Disputed Israel-Syria highlands

NICOSIA (Cyprus) • The strategic Golan Heights, long disputed by Syria and Israel, was largely occupied by Israel in 1967, which later annexed the section it controlled in a move never recognised internationally.


Syrian forces used the Golan Heights to fire on Israel during the 1967 war, prompting the Israeli army to enter and seize 1,200 sq km of territory.

Israel occupied a further 510 sq km during the next war in 1973, but that was returned a year later in a deal that drew a ceasefire line and created a demilitarised buffer zone, monitored by the UN.

In 1981, Israel passed a law formally annexing the occupied area.

During the Israel-Syria wars of 1967 and 1973, more than 150,000 people - most of them Syrians - fled the area. Around 18,000 Syrians from the Druze sect - most of whom refuse to take Israeli citizenship - remain in the occupied Golan. Around 20,000 Israeli settlers have moved into the area, spread over 33 mostly agriculture-based settlements.

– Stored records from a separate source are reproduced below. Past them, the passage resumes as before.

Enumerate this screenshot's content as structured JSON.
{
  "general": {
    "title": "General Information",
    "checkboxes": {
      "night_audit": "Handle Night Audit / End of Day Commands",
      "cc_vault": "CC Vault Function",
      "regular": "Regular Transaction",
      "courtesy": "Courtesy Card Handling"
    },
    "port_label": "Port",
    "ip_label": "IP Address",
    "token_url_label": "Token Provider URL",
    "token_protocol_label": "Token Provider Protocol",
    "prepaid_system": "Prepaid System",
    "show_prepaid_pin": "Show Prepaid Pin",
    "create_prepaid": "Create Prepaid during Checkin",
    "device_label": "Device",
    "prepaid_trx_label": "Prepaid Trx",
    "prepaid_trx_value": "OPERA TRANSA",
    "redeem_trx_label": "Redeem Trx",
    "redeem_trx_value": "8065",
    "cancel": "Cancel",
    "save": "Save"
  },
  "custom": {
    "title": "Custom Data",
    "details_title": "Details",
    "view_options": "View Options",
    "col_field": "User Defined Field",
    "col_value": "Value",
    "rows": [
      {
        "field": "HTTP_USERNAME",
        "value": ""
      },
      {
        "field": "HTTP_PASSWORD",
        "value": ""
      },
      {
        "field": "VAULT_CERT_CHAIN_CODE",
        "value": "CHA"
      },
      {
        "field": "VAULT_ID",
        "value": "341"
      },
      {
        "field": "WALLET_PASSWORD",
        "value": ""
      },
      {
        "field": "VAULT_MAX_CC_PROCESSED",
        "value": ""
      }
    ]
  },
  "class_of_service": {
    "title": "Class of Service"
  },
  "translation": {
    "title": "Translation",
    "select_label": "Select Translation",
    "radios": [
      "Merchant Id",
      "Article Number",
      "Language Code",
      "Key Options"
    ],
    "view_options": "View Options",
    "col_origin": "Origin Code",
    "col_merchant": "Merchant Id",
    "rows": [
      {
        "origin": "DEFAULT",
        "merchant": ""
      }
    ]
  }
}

The fertile volcanic plateau, famed for its apples, is also key to the region's water supply - an important issue in stalled peace talks between Israel and Syria, which remain technically at war.

Three tributaries - the Banias, the Dan and the Hasbani - cross the highlands and help form the headwaters of the Jordan River.

The river system, which flows into the Sea of Galilee, provides about 40 per cent of Israel's water.

Syria has demanded a return to the pre-1967 border, which would give it a foothold on the shore of Galilee and rights to the lake's waters. Israel wants guarantees over its control of the vital water source.


After a fairly quiet period, tensions flared in the Golan Heights with the start of the 2011 uprising against Syrian President Bashar al-Assad's regime.


That year, in protests marking the anniversaries of the creation of Israel and the 1967 war - in May and June respectively - Palestinian refugees living in Syria rushed the ceasefire line. Israeli troops opened fire, killing around 30 people, according to the UN.

The area has since witnessed fierce fighting between Syrian rebels and the regime, with fire occasionally landing in occupied territory and prompting Israeli retaliation.

In 2014, 45 UN observers were held hostage for two weeks by Al-Nusra Front, then Al-Qaeda's Syrian affiliate.

Israel has occasionally clashed with the Syrian regime and with its Iran-backed ally Hizbollah in the Golan Heights.


A version of this article appeared in the print edition of The Straits Times on March 23, 2019, with the headline 'Disputed Israel-Syria highlands'. Subscribe